---- EXTRACTED DATA

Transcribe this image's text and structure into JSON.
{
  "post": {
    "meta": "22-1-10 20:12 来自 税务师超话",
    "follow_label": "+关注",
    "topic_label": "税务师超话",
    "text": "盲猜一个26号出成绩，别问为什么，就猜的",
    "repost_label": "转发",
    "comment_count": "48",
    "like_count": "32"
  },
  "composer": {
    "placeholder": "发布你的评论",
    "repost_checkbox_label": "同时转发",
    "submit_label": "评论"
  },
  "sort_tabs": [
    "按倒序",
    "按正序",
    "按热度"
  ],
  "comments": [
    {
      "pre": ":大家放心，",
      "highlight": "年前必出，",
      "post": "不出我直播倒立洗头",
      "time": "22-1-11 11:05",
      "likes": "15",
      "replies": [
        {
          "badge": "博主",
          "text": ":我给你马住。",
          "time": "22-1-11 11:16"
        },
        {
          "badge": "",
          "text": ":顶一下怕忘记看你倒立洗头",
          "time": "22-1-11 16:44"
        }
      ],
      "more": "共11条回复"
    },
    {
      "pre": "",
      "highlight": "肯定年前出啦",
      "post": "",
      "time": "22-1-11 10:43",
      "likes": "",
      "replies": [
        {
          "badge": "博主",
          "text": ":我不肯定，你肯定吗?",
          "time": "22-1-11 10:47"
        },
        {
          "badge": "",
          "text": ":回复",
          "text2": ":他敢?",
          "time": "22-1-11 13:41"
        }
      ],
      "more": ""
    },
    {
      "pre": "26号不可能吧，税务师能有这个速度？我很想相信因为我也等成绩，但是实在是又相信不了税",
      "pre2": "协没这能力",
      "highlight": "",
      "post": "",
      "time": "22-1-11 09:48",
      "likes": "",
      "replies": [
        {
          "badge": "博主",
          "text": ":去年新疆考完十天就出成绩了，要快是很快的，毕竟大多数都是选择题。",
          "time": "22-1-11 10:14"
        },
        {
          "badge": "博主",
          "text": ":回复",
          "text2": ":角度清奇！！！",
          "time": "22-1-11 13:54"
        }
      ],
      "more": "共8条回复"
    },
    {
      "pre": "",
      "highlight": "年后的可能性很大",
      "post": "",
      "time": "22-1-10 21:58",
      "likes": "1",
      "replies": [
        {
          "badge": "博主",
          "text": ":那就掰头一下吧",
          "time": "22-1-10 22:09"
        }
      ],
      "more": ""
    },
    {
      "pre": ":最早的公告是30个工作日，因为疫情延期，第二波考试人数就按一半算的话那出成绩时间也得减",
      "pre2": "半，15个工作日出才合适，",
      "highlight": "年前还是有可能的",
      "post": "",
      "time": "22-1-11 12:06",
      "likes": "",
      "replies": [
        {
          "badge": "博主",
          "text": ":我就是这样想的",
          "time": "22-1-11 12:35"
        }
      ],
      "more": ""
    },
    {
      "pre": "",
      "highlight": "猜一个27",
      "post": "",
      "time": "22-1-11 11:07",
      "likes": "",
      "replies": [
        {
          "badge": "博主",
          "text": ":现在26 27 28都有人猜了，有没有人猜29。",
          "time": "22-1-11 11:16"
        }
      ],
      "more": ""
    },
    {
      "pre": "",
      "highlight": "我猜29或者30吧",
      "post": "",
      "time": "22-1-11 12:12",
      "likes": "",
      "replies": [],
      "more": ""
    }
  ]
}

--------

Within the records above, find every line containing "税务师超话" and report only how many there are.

2